    • ‘The situation will continue to be monitored, and further gaps may have to be closed if they are being used as short cuts along the diversion route.’
    • ‘My cousins and I were always hanging out together, taking short cuts through each other's backyards to get to our homes.’
    • ‘If they have to go out at night make sure they do not go out alone or take short cuts.’
    • ‘Motorists are asked not to take short cuts through the church car park at St. Michael's Parish Church on Stanhope Street due to the danger this poses to people using the church.’
    • ‘‘People who take short cuts always tend to drive much faster,’ he said.’
    • ‘Thankfully I live in the area and so I know a few short cuts, but those that don't were completely stuck.’
    • ‘Sixty people died trespassing last year, excluding suicides, while six children were killed playing on or taking short cuts across tracks.’
    1. 1.1An accelerated way of doing or achieving something.
      ‘the promise of a shortcut to optimum health and fitness is a tantalizing one’
      • ‘If there is an overall message to these stories, it seems to be a simple yet hard truth: avoid taking the easy way, eschew short cuts.’
      • ‘So, as a short cut to happiness, drugs are double-edged swords.’
      • ‘It seems there are no short cuts in the world of parenting.’
      • ‘But to meet that date, short cuts had to be taken.’
      • ‘But the idea that cosmetic surgery is a short cut to a fit, healthy-looking body is false.’
      • ‘Never, ever, take short cuts on house insurance.’
      • ‘According to him, there are no short cuts to conservation.’
      • ‘In its haste to achieve this end it seems to be taking short cuts, many of which appear to raise serious issues of governance.’
      • ‘The use of the camera obscura for painting is hardly a matter of short cuts or technical ease.’
      • ‘I can see no merit in offering short cuts as ways of teaching students.’
      • ‘Each saint was depicted with his or her symbols, which provided a short cut to recognition.’
      • ‘Because of the check sheets, there is no way people can take short cuts during the training.’

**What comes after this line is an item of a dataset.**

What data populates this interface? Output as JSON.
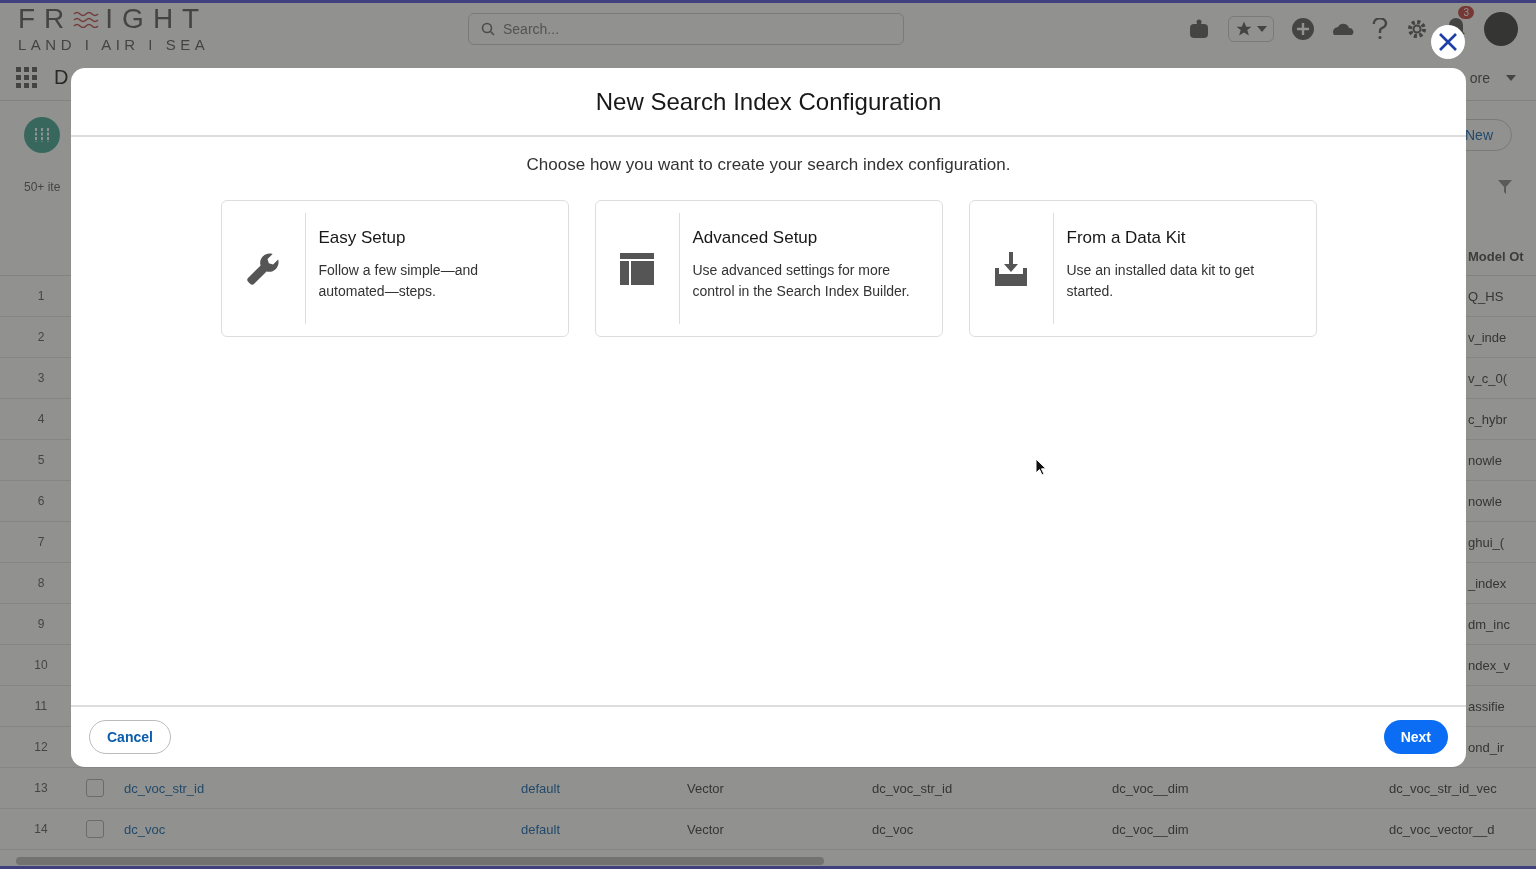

      • ‘It is neither a substitute for that work, or a short cut to that aim.’
      • ‘For anyone with an underdeveloped sense of self-esteem, this is a lifeline, providing a short cut to coherence and purpose.’

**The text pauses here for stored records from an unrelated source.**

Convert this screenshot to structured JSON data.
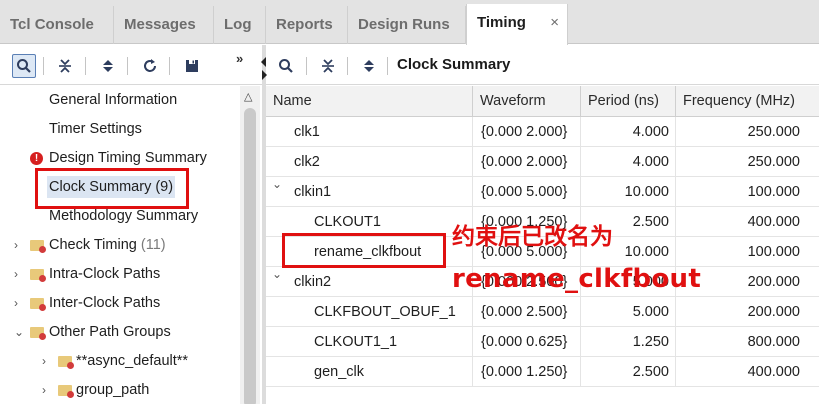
{
  "tabs": [
    {
      "label": "Tcl Console",
      "active": false
    },
    {
      "label": "Messages",
      "active": false
    },
    {
      "label": "Log",
      "active": false
    },
    {
      "label": "Reports",
      "active": false
    },
    {
      "label": "Design Runs",
      "active": false
    },
    {
      "label": "Timing",
      "active": true,
      "close": "×"
    }
  ],
  "left_toolbar": {
    "icons": [
      "search-icon",
      "collapse-all-icon",
      "expand-all-icon",
      "refresh-icon",
      "save-icon"
    ],
    "more": "»"
  },
  "right_toolbar": {
    "icons": [
      "search-icon",
      "collapse-all-icon",
      "expand-all-icon"
    ],
    "title": "Clock Summary"
  },
  "tree": [
    {
      "label": "General Information"
    },
    {
      "label": "Timer Settings"
    },
    {
      "label": "Design Timing Summary",
      "icon": "error-icon"
    },
    {
      "label": "Clock Summary (9)",
      "selected": true
    },
    {
      "label": "Methodology Summary"
    },
    {
      "label": "Check Timing",
      "count": "(11)",
      "expand": "collapsed"
    },
    {
      "label": "Intra-Clock Paths",
      "expand": "collapsed"
    },
    {
      "label": "Inter-Clock Paths",
      "expand": "collapsed"
    },
    {
      "label": "Other Path Groups",
      "expand": "expanded"
    },
    {
      "label": "**async_default**",
      "expand": "collapsed"
    },
    {
      "label": "group_path",
      "expand": "collapsed"
    }
  ],
  "table": {
    "columns": [
      "Name",
      "Waveform",
      "Period (ns)",
      "Frequency (MHz)"
    ],
    "rows": [
      {
        "name": "clk1",
        "waveform": "{0.000 2.000}",
        "period": "4.000",
        "frequency": "250.000"
      },
      {
        "name": "clk2",
        "waveform": "{0.000 2.000}",
        "period": "4.000",
        "frequency": "250.000"
      },
      {
        "name": "clkin1",
        "waveform": "{0.000 5.000}",
        "period": "10.000",
        "frequency": "100.000",
        "expand": "expanded"
      },
      {
        "name": "CLKOUT1",
        "waveform": "{0.000 1.250}",
        "period": "2.500",
        "frequency": "400.000"
      },
      {
        "name": "rename_clkfbout",
        "waveform": "{0.000 5.000}",
        "period": "10.000",
        "frequency": "100.000"
      },
      {
        "name": "clkin2",
        "waveform": "{0.000 2.500}",
        "period": "5.000",
        "frequency": "200.000",
        "expand": "expanded"
      },
      {
        "name": "CLKFBOUT_OBUF_1",
        "waveform": "{0.000 2.500}",
        "period": "5.000",
        "frequency": "200.000"
      },
      {
        "name": "CLKOUT1_1",
        "waveform": "{0.000 0.625}",
        "period": "1.250",
        "frequency": "800.000"
      },
      {
        "name": "gen_clk",
        "waveform": "{0.000 1.250}",
        "period": "2.500",
        "frequency": "400.000"
      }
    ]
  },
  "annotations": {
    "line1": "约束后已改名为",
    "line2": "rename_clkfbout",
    "color": "#e01010"
  },
  "colors": {
    "tab_bar_bg": "#e3e3e3",
    "selection_bg": "#dbe5f2",
    "annotation_red": "#e01010"
  }
}
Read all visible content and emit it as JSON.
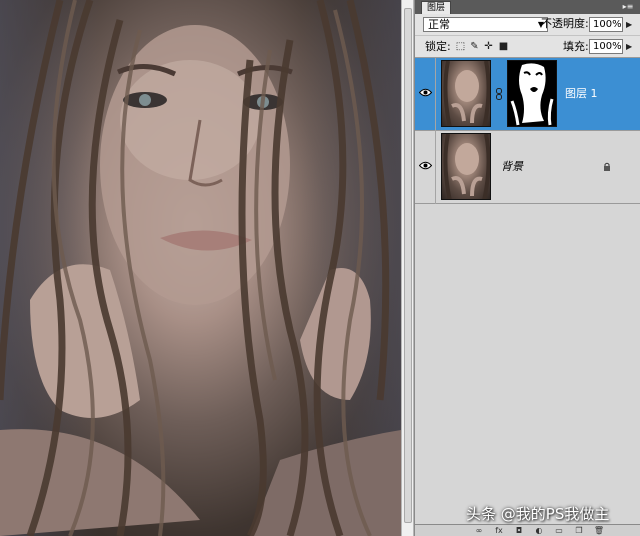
{
  "panel": {
    "tab_label": "图层",
    "blend_mode": "正常",
    "opacity_label": "不透明度:",
    "opacity_value": "100%",
    "lock_label": "锁定:",
    "fill_label": "填充:",
    "fill_value": "100%"
  },
  "layers": [
    {
      "name": "图层 1",
      "selected": true,
      "has_mask": true
    },
    {
      "name": "背景",
      "selected": false,
      "locked": true
    }
  ],
  "watermark": "头条 @我的PS我做主",
  "colors": {
    "selection": "#3c8fd3",
    "panel_bg": "#d6d6d6"
  },
  "icons": [
    "eye-icon",
    "chain-icon",
    "lock-icon",
    "link-layers-icon",
    "fx-icon",
    "mask-icon",
    "adjustment-icon",
    "group-icon",
    "new-layer-icon",
    "trash-icon"
  ]
}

      • ‘Yes, I'm a purist and I don't believe in taking short cuts in music.’
      • ‘Miss Shell knows there are no short cuts to launching a business, and has been working since February to prepare for the opening of the new studio, next Wednesday.’
      • ‘More orthodox moralists had always been prepared to consider the suggestion that hypocrisy might be used as a short cut to glory, but had always gone on to rule out any such possibility.’
      • ‘Fortunately, there is a short cut to the answer: just ask at the desk if it is proper.’
      • ‘Opportunities for women in music were limited, and sex with a star was a short cut to the heart of the industry.’
      • ‘To be sure, the victory parade was impressive, but for nearly an hour the would-be victors had wandered listlessly around the back streets before finding a short cut to glory.’
    2. 1.2Computing
      A record of the address of a file, website, or other data made to enable quick access.
      • ‘The strategic interface is mouse-driven with keyboard shortcuts.’
      • ‘Instead of selecting the Get Info option from the menu bar, you can also use the Command-I keyboard short cut.’
      • ‘The update for the text abbreviation expansion utility added the ability to customize the application's keyboard shortcuts.’
      • ‘In the past few years, search engines have been adding a variety of shortcuts direct from their search boxes.’
      • ‘Once you select the album you want to modify, choose File > Get Info, or use the Command-I keyboard shortcut.’

Pronunciation:

shortcut

/ˈSHôrtˌkət/